The narrator needs to recall a past event that explains the behavior of a character. Or the memory can impose itself on one of the characters, through a sensation.
Going back can maintain suspense: the author first shows the consequences of an action, then goes back in the chronology to recount the circumstances. This process is frequently used in detective novels.
A transition sentence makes it possible to bring back the past, & write essay today either because the character makes an effort of memory, or because the past is imposed on him.
A concluding sentence can take the reader back to the original chronology of the story.
Ex .: Today, times have changed: I grew up …
The narrator’s omniscient provides the reader with information that the characters in the story are ignorant and arousing the reader’s curiosity.
Ex .: Valentine did not yet know that this man was going to transform his life.
The future of a character is evoked by the omniscient narrator who gives the reader information that the characters of the story are unaware, or by one of the characters that project into the future, a feeling, or made a prophecy.
Ex .: It would therefore be my turn to be deleted.
The internal narrator tells the story he lived when he was younger.

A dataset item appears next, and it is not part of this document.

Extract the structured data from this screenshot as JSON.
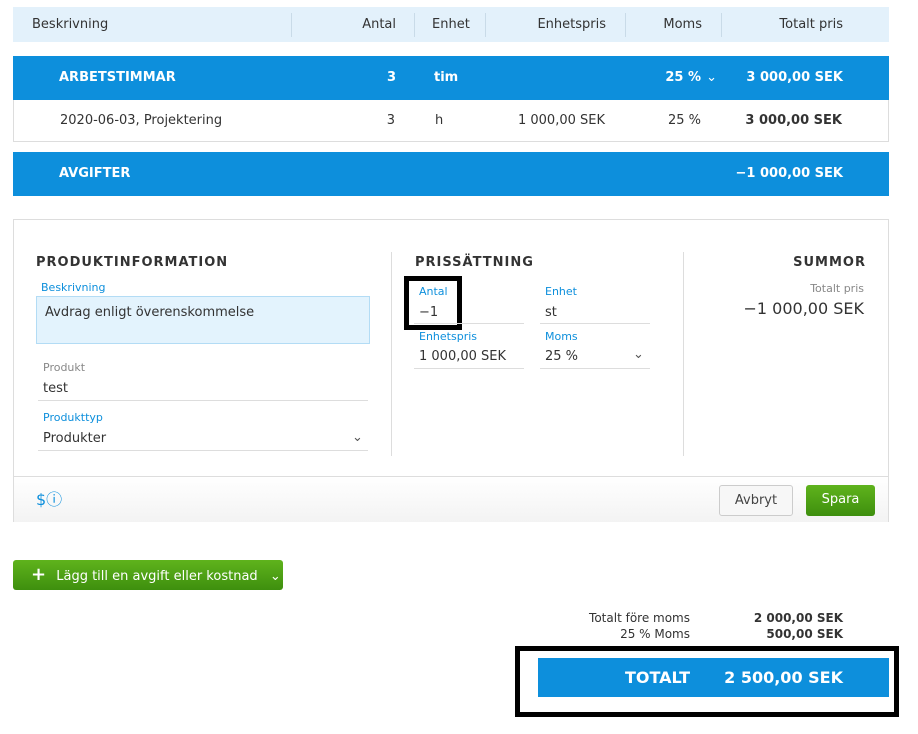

He knows the sequence of events and can therefore anticipate (means of creating suspense).
Ex: It was only later, when I saw my old friend again… that I could understand his attitude….
1- The ellipse.
The ellipse consists of ignoring certain episodes of the story. It is used in several cases. As some moments are of no particular interest, the narrator chooses not to mention them.
Sometimes the episodes should not be revealed, because the narrator wants to keep them a secret to maintain the suspense or because he wants to forget them. It also happens that the narrator is unable to recount a scene in the story, because he was absent or because he does not remember it.
The ellipse can be indicated by a short sentence which explains its duration, short (an hour passed, the next day…) or longer (three years later).
- The narrator can also intervene directly and indicate that he is ignoring this episode.
Ex: Here, we ask permission to pass, without saying a word, over a period of three years.
2- The dilation.
Dilation consists of stretching real-time, as in cinematic slow motion. It is the opposite of the ellipse. The narrator uses it because it is a key moment or to arouse feelings, emotions in the reader. The expansion also allows an action to be broken down.
3- The summary
The summary consists of condensing an episode of the story into a few lines because it is less interesting than others.
It is the pronoun " he " or " she " which is privileged to tell the actions of the character. The narrator is not a character in the story. Example: “Denise had come on foot (…) She was holding hands (…)”
The internal narrator merges with a character in the story and chooses to tell this story through his eyes. The narrator only knows facts that he has seen, understood, or heard said. This point of view (or perspective or focus ) is called internal or subjective.
The external narrator can choose between several techniques a - He can choose to privilege the point of view of a character. He sees through her gaze and slips into her thoughts, it’s always the internal point of view.
He can also know everything about the places, facts, and actions of the characters (including what they do not know). He is likely to slip into the skin of each of his characters, throughout the text. We speak, in this case, of an omniscient point of view or zero focus.
Sometimes, he chooses to describe the characters and places from outside, as a simple observer. He sticks to appearances. He never penetrates the thoughts of his characters. The point of view is therefore external.